• _Your instructions_:
All of the data is to be repeated verbatim.

_ _ _

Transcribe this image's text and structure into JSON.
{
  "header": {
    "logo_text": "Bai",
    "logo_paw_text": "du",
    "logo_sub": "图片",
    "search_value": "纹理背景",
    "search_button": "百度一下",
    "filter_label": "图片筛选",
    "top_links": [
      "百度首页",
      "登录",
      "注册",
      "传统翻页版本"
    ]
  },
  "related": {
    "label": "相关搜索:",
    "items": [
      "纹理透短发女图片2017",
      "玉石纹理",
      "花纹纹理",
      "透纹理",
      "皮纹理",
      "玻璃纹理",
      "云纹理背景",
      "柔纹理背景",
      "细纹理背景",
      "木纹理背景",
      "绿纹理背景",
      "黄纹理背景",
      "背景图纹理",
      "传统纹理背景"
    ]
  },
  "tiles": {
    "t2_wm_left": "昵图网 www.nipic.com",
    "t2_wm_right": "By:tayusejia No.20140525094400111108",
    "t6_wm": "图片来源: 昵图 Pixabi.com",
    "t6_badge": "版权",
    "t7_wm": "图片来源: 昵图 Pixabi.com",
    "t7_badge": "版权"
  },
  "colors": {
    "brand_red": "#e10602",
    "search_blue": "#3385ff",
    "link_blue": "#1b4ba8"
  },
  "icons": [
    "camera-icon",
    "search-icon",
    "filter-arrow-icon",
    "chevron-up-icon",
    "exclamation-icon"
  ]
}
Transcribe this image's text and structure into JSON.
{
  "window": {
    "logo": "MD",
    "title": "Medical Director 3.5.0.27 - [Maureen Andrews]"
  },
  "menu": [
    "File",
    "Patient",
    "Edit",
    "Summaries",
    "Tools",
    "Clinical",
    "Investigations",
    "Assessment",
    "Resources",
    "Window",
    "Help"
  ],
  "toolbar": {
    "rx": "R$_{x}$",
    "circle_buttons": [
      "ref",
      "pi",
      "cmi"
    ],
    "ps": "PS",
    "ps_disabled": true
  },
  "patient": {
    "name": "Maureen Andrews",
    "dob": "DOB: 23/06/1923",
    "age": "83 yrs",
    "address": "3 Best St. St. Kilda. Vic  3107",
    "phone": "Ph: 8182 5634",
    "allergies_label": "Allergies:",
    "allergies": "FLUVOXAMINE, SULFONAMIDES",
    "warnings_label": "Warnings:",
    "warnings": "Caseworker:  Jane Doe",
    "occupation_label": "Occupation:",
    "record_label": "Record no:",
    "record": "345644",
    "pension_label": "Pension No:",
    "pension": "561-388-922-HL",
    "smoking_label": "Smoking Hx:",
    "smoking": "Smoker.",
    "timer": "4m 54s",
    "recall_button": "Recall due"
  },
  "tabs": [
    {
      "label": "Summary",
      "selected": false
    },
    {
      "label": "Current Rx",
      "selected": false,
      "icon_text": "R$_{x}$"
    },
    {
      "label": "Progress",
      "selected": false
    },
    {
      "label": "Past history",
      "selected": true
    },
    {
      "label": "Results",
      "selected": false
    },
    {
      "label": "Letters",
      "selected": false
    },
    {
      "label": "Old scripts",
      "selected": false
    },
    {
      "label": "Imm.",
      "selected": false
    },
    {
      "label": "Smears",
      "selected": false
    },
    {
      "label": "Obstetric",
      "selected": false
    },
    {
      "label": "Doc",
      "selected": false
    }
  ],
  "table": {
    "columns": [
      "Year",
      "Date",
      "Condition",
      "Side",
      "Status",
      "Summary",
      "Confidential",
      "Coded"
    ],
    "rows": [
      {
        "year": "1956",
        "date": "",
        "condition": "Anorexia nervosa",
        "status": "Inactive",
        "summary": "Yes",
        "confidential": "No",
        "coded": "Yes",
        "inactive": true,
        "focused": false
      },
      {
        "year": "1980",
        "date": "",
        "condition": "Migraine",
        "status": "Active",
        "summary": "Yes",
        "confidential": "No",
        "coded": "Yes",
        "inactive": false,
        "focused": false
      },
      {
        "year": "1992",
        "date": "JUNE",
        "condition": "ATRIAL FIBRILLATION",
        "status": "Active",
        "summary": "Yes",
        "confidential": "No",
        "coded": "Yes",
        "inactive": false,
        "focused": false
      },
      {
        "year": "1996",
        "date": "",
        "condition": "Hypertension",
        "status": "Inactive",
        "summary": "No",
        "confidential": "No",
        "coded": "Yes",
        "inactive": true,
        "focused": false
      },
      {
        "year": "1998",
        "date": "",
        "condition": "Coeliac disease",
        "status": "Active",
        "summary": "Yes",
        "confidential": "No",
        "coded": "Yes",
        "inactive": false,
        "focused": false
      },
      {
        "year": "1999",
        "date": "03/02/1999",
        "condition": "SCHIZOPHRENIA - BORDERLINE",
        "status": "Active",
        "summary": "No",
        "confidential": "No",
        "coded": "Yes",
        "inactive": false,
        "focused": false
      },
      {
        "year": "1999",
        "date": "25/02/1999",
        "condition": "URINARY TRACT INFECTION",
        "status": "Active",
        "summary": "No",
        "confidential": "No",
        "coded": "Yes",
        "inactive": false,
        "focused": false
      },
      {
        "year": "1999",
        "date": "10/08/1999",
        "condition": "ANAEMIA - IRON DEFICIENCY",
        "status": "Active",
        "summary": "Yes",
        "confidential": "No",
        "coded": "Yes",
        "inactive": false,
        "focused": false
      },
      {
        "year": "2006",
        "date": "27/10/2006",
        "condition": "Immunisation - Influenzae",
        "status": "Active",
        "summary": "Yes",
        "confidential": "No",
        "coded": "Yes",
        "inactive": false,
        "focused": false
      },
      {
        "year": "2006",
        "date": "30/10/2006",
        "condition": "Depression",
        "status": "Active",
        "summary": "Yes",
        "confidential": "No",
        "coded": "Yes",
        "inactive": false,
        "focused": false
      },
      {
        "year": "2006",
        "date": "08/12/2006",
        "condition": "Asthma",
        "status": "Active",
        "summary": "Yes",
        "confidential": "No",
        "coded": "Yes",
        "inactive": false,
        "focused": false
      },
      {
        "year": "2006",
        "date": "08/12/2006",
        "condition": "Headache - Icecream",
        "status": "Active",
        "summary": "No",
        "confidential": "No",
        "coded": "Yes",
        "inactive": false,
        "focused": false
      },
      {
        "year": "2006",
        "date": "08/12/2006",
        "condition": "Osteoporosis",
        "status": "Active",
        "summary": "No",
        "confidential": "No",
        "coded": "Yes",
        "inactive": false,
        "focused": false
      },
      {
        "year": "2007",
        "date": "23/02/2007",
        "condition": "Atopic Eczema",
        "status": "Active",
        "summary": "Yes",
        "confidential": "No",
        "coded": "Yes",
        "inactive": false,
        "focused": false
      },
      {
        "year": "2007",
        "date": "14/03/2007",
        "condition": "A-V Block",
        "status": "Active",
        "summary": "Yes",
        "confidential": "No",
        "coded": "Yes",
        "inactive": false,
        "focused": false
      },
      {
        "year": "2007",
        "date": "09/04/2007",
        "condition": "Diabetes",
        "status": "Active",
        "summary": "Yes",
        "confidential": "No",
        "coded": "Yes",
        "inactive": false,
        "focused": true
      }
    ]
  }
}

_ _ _

• _Task response_:
Transcribe this image's text and structure into JSON.
{
  "header": {
    "logo_text": "Bai",
    "logo_paw_text": "du",
    "logo_sub": "图片",
    "search_value": "纹理背景",
    "search_button": "百度一下",
    "filter_label": "图片筛选",
    "top_links": [
      "百度首页",
      "登录",
      "注册",
      "传统翻页版本"
    ]
  },
  "related": {
    "label": "相关搜索:",
    "items": [
      "纹理透短发女图片2017",
      "玉石纹理",
      "花纹纹理",
      "透纹理",
      "皮纹理",
      "玻璃纹理",
      "云纹理背景",
      "柔纹理背景",
      "细纹理背景",
      "木纹理背景",
      "绿纹理背景",
      "黄纹理背景",
      "背景图纹理",
      "传统纹理背景"
    ]
  },
  "tiles": {
    "t2_wm_left": "昵图网 www.nipic.com",
    "t2_wm_right": "By:tayusejia No.20140525094400111108",
    "t6_wm": "图片来源: 昵图 Pixabi.com",
    "t6_badge": "版权",
    "t7_wm": "图片来源: 昵图 Pixabi.com",
    "t7_badge": "版权"
  },
  "colors": {
    "brand_red": "#e10602",
    "search_blue": "#3385ff",
    "link_blue": "#1b4ba8"
  },
  "icons": [
    "camera-icon",
    "search-icon",
    "filter-arrow-icon",
    "chevron-up-icon",
    "exclamation-icon"
  ]
}
Transcribe this image's text and structure into JSON.
{
  "window": {
    "logo": "MD",
    "title": "Medical Director 3.5.0.27 - [Maureen Andrews]"
  },
  "menu": [
    "File",
    "Patient",
    "Edit",
    "Summaries",
    "Tools",
    "Clinical",
    "Investigations",
    "Assessment",
    "Resources",
    "Window",
    "Help"
  ],
  "toolbar": {
    "rx": "R$_{x}$",
    "circle_buttons": [
      "ref",
      "pi",
      "cmi"
    ],
    "ps": "PS",
    "ps_disabled": true
  },
  "patient": {
    "name": "Maureen Andrews",
    "dob": "DOB: 23/06/1923",
    "age": "83 yrs",
    "address": "3 Best St. St. Kilda. Vic  3107",
    "phone": "Ph: 8182 5634",
    "allergies_label": "Allergies:",
    "allergies": "FLUVOXAMINE, SULFONAMIDES",
    "warnings_label": "Warnings:",
    "warnings": "Caseworker:  Jane Doe",
    "occupation_label": "Occupation:",
    "record_label": "Record no:",
    "record": "345644",
    "pension_label": "Pension No:",
    "pension": "561-388-922-HL",
    "smoking_label": "Smoking Hx:",
    "smoking": "Smoker.",
    "timer": "4m 54s",
    "recall_button": "Recall due"
  },
  "tabs": [
    {
      "label": "Summary",
      "selected": false
    },
    {
      "label": "Current Rx",
      "selected": false,
      "icon_text": "R$_{x}$"
    },
    {
      "label": "Progress",
      "selected": false
    },
    {
      "label": "Past history",
      "selected": true
    },
    {
      "label": "Results",
      "selected": false
    },
    {
      "label": "Letters",
      "selected": false
    },
    {
      "label": "Old scripts",
      "selected": false
    },
    {
      "label": "Imm.",
      "selected": false
    },
    {
      "label": "Smears",
      "selected": false
    },
    {
      "label": "Obstetric",
      "selected": false
    },
    {
      "label": "Doc",
      "selected": false
    }
  ],
  "table": {
    "columns": [
      "Year",
      "Date",
      "Condition",
      "Side",
      "Status",
      "Summary",
      "Confidential",
      "Coded"
    ],
    "rows": [
      {
        "year": "1956",
        "date": "",
        "condition": "Anorexia nervosa",
        "status": "Inactive",
        "summary": "Yes",
        "confidential": "No",
        "coded": "Yes",
        "inactive": true,
        "focused": false
      },
      {
        "year": "1980",
        "date": "",
        "condition": "Migraine",
        "status": "Active",
        "summary": "Yes",
        "confidential": "No",
        "coded": "Yes",
        "inactive": false,
        "focused": false
      },
      {
        "year": "1992",
        "date": "JUNE",
        "condition": "ATRIAL FIBRILLATION",
        "status": "Active",
        "summary": "Yes",
        "confidential": "No",
        "coded": "Yes",
        "inactive": false,
        "focused": false
      },
      {
        "year": "1996",
        "date": "",
        "condition": "Hypertension",
        "status": "Inactive",
        "summary": "No",
        "confidential": "No",
        "coded": "Yes",
        "inactive": true,
        "focused": false
      },
      {
        "year": "1998",
        "date": "",
        "condition": "Coeliac disease",
        "status": "Active",
        "summary": "Yes",
        "confidential": "No",
        "coded": "Yes",
        "inactive": false,
        "focused": false
      },
      {
        "year": "1999",
        "date": "03/02/1999",
        "condition": "SCHIZOPHRENIA - BORDERLINE",
        "status": "Active",
        "summary": "No",
        "confidential": "No",
        "coded": "Yes",
        "inactive": false,
        "focused": false
      },
      {
        "year": "1999",
        "date": "25/02/1999",
        "condition": "URINARY TRACT INFECTION",
        "status": "Active",
        "summary": "No",
        "confidential": "No",
        "coded": "Yes",
        "inactive": false,
        "focused": false
      },
      {
        "year": "1999",
        "date": "10/08/1999",
        "condition": "ANAEMIA - IRON DEFICIENCY",
        "status": "Active",
        "summary": "Yes",
        "confidential": "No",
        "coded": "Yes",
        "inactive": false,
        "focused": false
      },
      {
        "year": "2006",
        "date": "27/10/2006",
        "condition": "Immunisation - Influenzae",
        "status": "Active",
        "summary": "Yes",
        "confidential": "No",
        "coded": "Yes",
        "inactive": false,
        "focused": false
      },
      {
        "year": "2006",
        "date": "30/10/2006",
        "condition": "Depression",
        "status": "Active",
        "summary": "Yes",
        "confidential": "No",
        "coded": "Yes",
        "inactive": false,
        "focused": false
      },
      {
        "year": "2006",
        "date": "08/12/2006",
        "condition": "Asthma",
        "status": "Active",
        "summary": "Yes",
        "confidential": "No",
        "coded": "Yes",
        "inactive": false,
        "focused": false
      },
      {
        "year": "2006",
        "date": "08/12/2006",
        "condition": "Headache - Icecream",
        "status": "Active",
        "summary": "No",
        "confidential": "No",
        "coded": "Yes",
        "inactive": false,
        "focused": false
      },
      {
        "year": "2006",
        "date": "08/12/2006",
        "condition": "Osteoporosis",
        "status": "Active",
        "summary": "No",
        "confidential": "No",
        "coded": "Yes",
        "inactive": false,
        "focused": false
      },
      {
        "year": "2007",
        "date": "23/02/2007",
        "condition": "Atopic Eczema",
        "status": "Active",
        "summary": "Yes",
        "confidential": "No",
        "coded": "Yes",
        "inactive": false,
        "focused": false
      },
      {
        "year": "2007",
        "date": "14/03/2007",
        "condition": "A-V Block",
        "status": "Active",
        "summary": "Yes",
        "confidential": "No",
        "coded": "Yes",
        "inactive": false,
        "focused": false
      },
      {
        "year": "2007",
        "date": "09/04/2007",
        "condition": "Diabetes",
        "status": "Active",
        "summary": "Yes",
        "confidential": "No",
        "coded": "Yes",
        "inactive": false,
        "focused": true
      }
    ]
  }
}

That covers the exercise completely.